Instructions to follow – Find the lines in the records below that contain "Process", and report each of them.
══ Material supplied ══
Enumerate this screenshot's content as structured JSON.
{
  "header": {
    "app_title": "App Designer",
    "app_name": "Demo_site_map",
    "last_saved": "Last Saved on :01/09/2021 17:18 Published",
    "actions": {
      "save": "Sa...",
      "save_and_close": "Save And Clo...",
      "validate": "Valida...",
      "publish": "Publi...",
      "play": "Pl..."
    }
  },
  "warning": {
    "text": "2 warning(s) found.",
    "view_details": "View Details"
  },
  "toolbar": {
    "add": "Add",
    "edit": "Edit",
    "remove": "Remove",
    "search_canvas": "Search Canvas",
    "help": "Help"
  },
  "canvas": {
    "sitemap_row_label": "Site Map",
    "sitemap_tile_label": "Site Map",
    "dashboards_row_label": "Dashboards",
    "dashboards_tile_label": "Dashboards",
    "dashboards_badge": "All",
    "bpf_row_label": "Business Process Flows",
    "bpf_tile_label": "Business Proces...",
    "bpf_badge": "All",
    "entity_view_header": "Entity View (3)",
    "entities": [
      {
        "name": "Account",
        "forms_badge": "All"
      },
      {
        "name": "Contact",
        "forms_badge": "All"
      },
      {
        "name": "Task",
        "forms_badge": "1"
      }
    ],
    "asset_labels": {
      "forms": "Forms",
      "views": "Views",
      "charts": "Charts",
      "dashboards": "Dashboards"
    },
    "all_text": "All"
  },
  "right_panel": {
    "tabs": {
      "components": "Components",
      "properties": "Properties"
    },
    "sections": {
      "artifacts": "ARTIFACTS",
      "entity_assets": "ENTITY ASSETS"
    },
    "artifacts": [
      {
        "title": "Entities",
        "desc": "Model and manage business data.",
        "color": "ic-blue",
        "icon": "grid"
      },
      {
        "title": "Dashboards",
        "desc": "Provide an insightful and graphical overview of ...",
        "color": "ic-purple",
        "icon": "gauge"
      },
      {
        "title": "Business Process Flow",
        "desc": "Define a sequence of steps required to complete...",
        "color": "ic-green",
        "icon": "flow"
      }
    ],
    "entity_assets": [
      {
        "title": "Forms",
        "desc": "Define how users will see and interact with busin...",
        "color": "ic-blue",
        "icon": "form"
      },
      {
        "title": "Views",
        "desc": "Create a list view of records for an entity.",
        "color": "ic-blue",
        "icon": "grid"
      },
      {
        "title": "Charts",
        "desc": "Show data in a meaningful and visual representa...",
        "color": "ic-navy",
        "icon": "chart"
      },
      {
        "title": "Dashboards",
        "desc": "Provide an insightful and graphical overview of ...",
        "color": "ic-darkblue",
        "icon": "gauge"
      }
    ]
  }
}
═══
Answer section –
    "bpf_row_label": "Business Process Flows",
        "title": "Business Process Flow",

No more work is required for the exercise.